To break the monotony, I am very, very excited for a work-related event that night. I took a friend with me, and I have to confess, I crack. We go to a Mexican place for dinner, and it is glorious. I revel in splitting the bill. Paying for parking was exciting. It was all a delight.
Oh the guilt. I had screwed up and ruined all my hard work. But I must brush it off and soldier on.
Normally Friday brings with it several Facebook group chats sorting evening plans, but I avoid them all.
It would have been hypothetically possible to go out to Ponsonby on a Friday night and not spend money - to not buy any rounds and not split the Uber.

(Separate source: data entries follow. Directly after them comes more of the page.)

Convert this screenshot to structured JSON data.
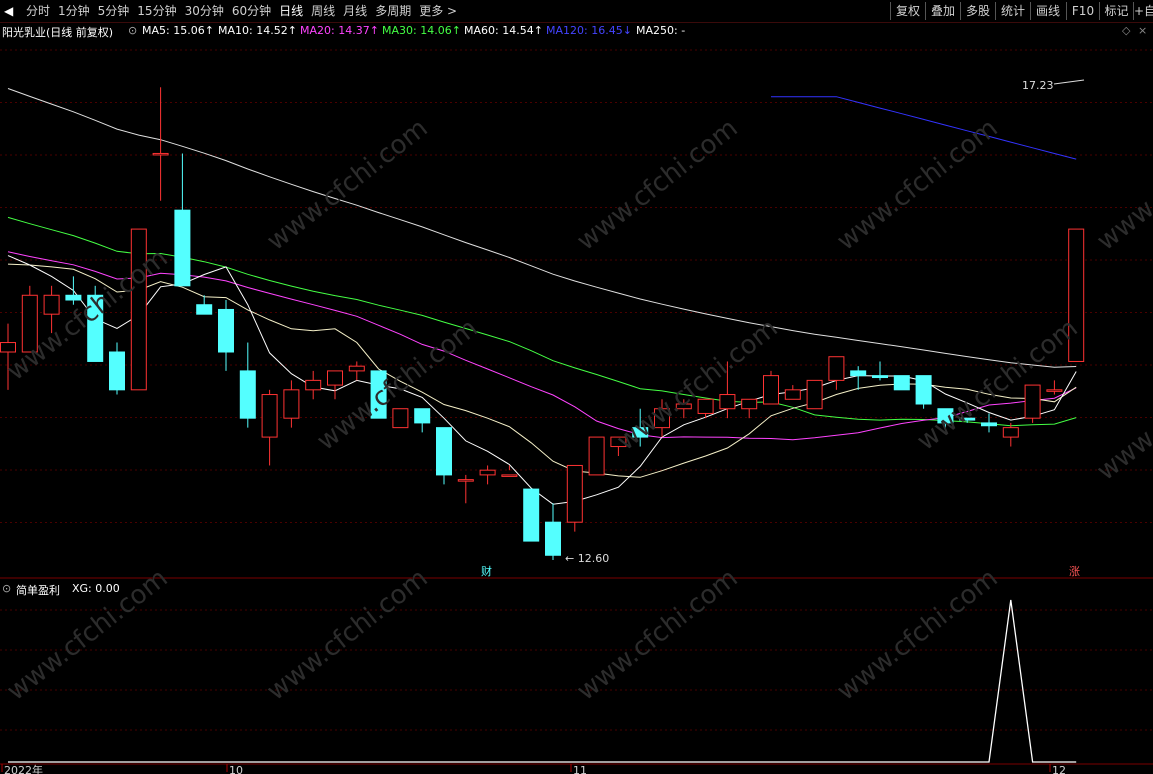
{
  "toolbar": {
    "period_tabs": [
      "分时",
      "1分钟",
      "5分钟",
      "15分钟",
      "30分钟",
      "60分钟",
      "日线",
      "周线",
      "月线",
      "多周期",
      "更多 >"
    ],
    "active_tab": "日线",
    "right_buttons": [
      "复权",
      "叠加",
      "多股",
      "统计",
      "画线",
      "F10",
      "标记",
      "+自"
    ]
  },
  "main_panel": {
    "stock_title": "阳光乳业(日线 前复权)",
    "ma_indicators": [
      {
        "label": "MA5: 15.06↑",
        "color": "#ffffff"
      },
      {
        "label": "MA10: 14.52↑",
        "color": "#ffffff"
      },
      {
        "label": "MA20: 14.37↑",
        "color": "#ff44ff"
      },
      {
        "label": "MA30: 14.06↑",
        "color": "#44ff44"
      },
      {
        "label": "MA60: 14.54↑",
        "color": "#ffffff"
      },
      {
        "label": "MA120: 16.45↓",
        "color": "#3333ff"
      },
      {
        "label": "MA250: -",
        "color": "#ffffff"
      }
    ],
    "high_marker": "17.23",
    "low_marker": "12.60",
    "event_cai": "财",
    "event_zhang": "涨"
  },
  "sub_panel": {
    "indicator_name": "简单盈利",
    "xg_value": "XG: 0.00"
  },
  "x_axis": {
    "labels": [
      "2022年",
      "10",
      "11",
      "12"
    ]
  },
  "watermark": "www.cfchi.com",
  "colors": {
    "up": "#ff3333",
    "down": "#54ffff",
    "ma5": "#ffffff",
    "ma10": "#f5f0c8",
    "ma20": "#ff44ff",
    "ma30": "#44ff44",
    "ma60": "#e0e0e0",
    "ma120": "#3333ff",
    "grid": "#4a0000"
  },
  "chart_data": {
    "type": "candlestick",
    "ohlc": [
      [
        14.2,
        14.5,
        13.8,
        14.3
      ],
      [
        14.2,
        14.9,
        14.2,
        14.8
      ],
      [
        14.6,
        14.9,
        14.4,
        14.8
      ],
      [
        14.8,
        15.0,
        14.7,
        14.75
      ],
      [
        14.8,
        14.9,
        14.1,
        14.1
      ],
      [
        14.2,
        14.3,
        13.75,
        13.8
      ],
      [
        13.8,
        15.5,
        13.8,
        15.5
      ],
      [
        16.3,
        17.0,
        15.8,
        16.3
      ],
      [
        15.7,
        16.3,
        14.9,
        14.9
      ],
      [
        14.7,
        14.8,
        14.7,
        14.6
      ],
      [
        14.65,
        14.75,
        14.0,
        14.2
      ],
      [
        14.0,
        14.3,
        13.4,
        13.5
      ],
      [
        13.3,
        13.8,
        13.0,
        13.75
      ],
      [
        13.5,
        13.9,
        13.4,
        13.8
      ],
      [
        13.8,
        14.0,
        13.7,
        13.9
      ],
      [
        13.85,
        14.0,
        13.7,
        14.0
      ],
      [
        14.0,
        14.1,
        13.9,
        14.05
      ],
      [
        14.0,
        14.0,
        13.5,
        13.5
      ],
      [
        13.4,
        13.6,
        13.5,
        13.6
      ],
      [
        13.6,
        13.5,
        13.35,
        13.45
      ],
      [
        13.4,
        13.4,
        12.8,
        12.9
      ],
      [
        12.85,
        12.9,
        12.6,
        12.85
      ],
      [
        12.9,
        13.0,
        12.8,
        12.95
      ],
      [
        12.9,
        13.0,
        12.95,
        12.9
      ],
      [
        12.75,
        12.75,
        12.2,
        12.2
      ],
      [
        12.4,
        12.6,
        12.0,
        12.05
      ],
      [
        12.4,
        13.0,
        12.3,
        13.0
      ],
      [
        12.9,
        13.3,
        13.0,
        13.3
      ],
      [
        13.2,
        13.3,
        13.1,
        13.3
      ],
      [
        13.4,
        13.6,
        13.2,
        13.3
      ],
      [
        13.4,
        13.7,
        13.3,
        13.6
      ],
      [
        13.6,
        13.7,
        13.5,
        13.65
      ],
      [
        13.55,
        13.6,
        13.5,
        13.7
      ],
      [
        13.6,
        14.1,
        13.5,
        13.75
      ],
      [
        13.6,
        13.7,
        13.5,
        13.7
      ],
      [
        13.65,
        14.0,
        13.8,
        13.95
      ],
      [
        13.7,
        13.85,
        13.7,
        13.8
      ],
      [
        13.6,
        13.9,
        13.6,
        13.9
      ],
      [
        13.9,
        14.15,
        13.8,
        14.15
      ],
      [
        14.0,
        14.05,
        13.8,
        13.95
      ],
      [
        13.95,
        14.1,
        13.9,
        13.93
      ],
      [
        13.95,
        13.9,
        13.85,
        13.8
      ],
      [
        13.95,
        13.95,
        13.6,
        13.65
      ],
      [
        13.6,
        13.6,
        13.4,
        13.45
      ],
      [
        13.5,
        13.5,
        13.45,
        13.48
      ],
      [
        13.45,
        13.55,
        13.35,
        13.42
      ],
      [
        13.3,
        13.45,
        13.2,
        13.4
      ],
      [
        13.5,
        13.85,
        13.45,
        13.85
      ],
      [
        13.8,
        13.9,
        13.75,
        13.8
      ],
      [
        14.1,
        15.5,
        14.1,
        15.5
      ]
    ],
    "xg_signal": [
      0,
      0,
      0,
      0,
      0,
      0,
      0,
      0,
      0,
      0,
      0,
      0,
      0,
      0,
      0,
      0,
      0,
      0,
      0,
      0,
      0,
      0,
      0,
      0,
      0,
      0,
      0,
      0,
      0,
      0,
      0,
      0,
      0,
      0,
      0,
      0,
      0,
      0,
      0,
      0,
      0,
      0,
      0,
      0,
      0,
      0,
      1,
      0,
      0,
      0
    ],
    "ma120_visible_from": 35
  }
}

But that ain't me, and instead I grab a quiet dinner with my boyfriend (DON’T WORRY - HE PAID) and go to bed early.
Being thrifty is antisocial.

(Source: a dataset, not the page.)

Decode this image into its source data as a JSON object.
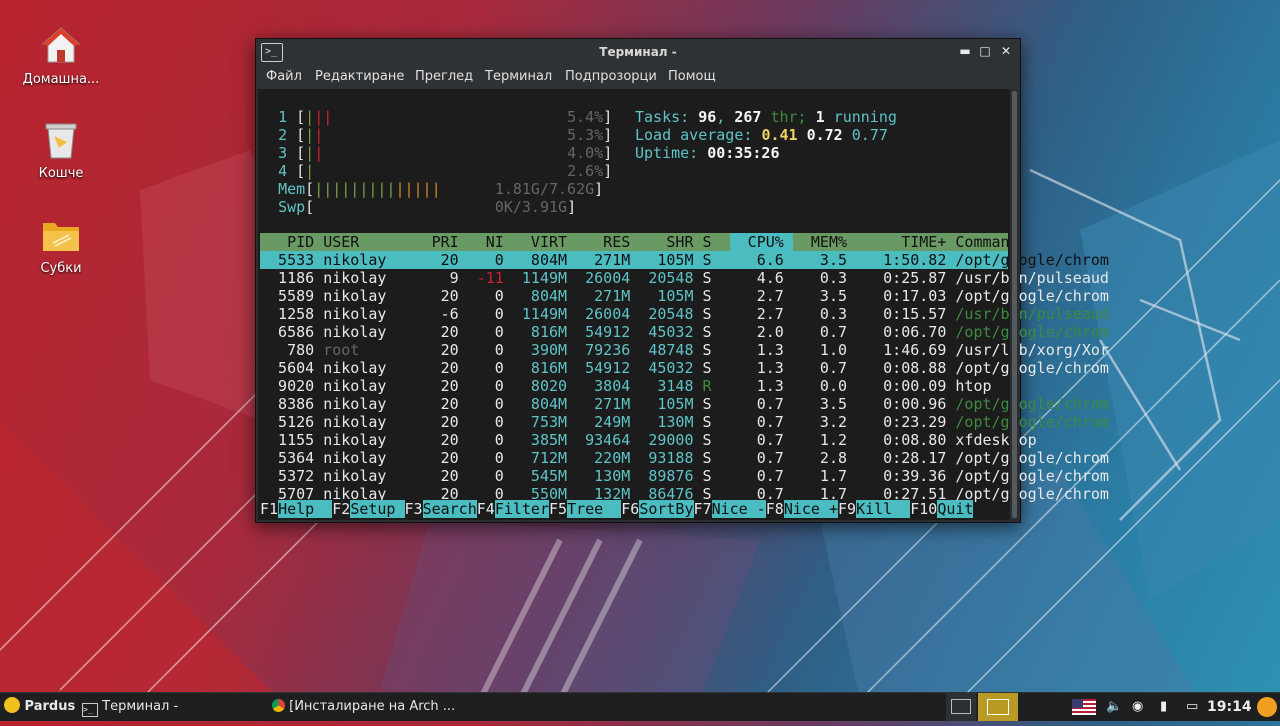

So, this ended up being a six-day experiment. It started off with the best of intentions: lots of pottering around home and going to the supermarket and vacuuming and cleaning out the fridge (turns out you can get a lot of administration done when you’re not shopping like it’s an Olympic sport).
Saturday was a win, you might say.
But by Sunday, I was done. My boyfriend wanted to get out of Auckland and goddammit, so did I. So we went out for brunch, drove to Matakana and had a beautiful day. It was good for the mind and soul. I got a couple of great Instagram stories out of it.
So I failed at a seven-day zero-spend budget. But I’m not too ashamed of it because honestly, sometimes spending some money on going up north for the day and drinking wine in the sun is just really great.
Shitty for the bank account though.
Spend: Between us, about $260.
Sarah was extremely brave to take on the ‘zero spend’ challenge in such a public manner. Hoping to change some unhealthy financial habits that others can draw inspiration from is admirable.
However, starting the week hungover possibly didn’t give the project the kick start that it required to make it the successful experiment that we were all gunning for.
If Sarah can continue to be organised and take her lunch to work, and master the coffee machine in the office, she'd immediately be a whopping $125 each week better off.
Paying down her credit card and saving for future trips will be the catalyst for her feeling more in control and on top of her finances in future.
Carissa's top tips for financial detox
- People behave better when they're being observed. So don't track your spending for a month - look back a month.
- Approach your detox as an opportunity to do something better, rather than a restriction on having a fun life. If you fall off the wagon, don't beat yourself up - brush yourself off and try again.
- Know what you want from the outset. It doesn't have to be a house - it could be a holiday or to get rid of credit card debt.
- Take a friend along for the ride. There is a high chance they need one too and having someone to bounce ideas off is easier than doing it alone.
- Zero spend is a big ask. Be realistic - make your coffee at work for a week so you can afford to go for drinks on a Friday, or bring your lunch in three days a week instead of never.
- As dull as it may seem, meal planning and going to the supermarket only once a week will save you a tonne.
- Set up separate bank accounts for your goals - name your account ‘Trip to the States’ or whatever is important to you. Save for it instead of just putting things on credit.
- Credit cards should never be an option to fund luxury or wants. If you do use one, you should be paying it off in full every month, no exceptions.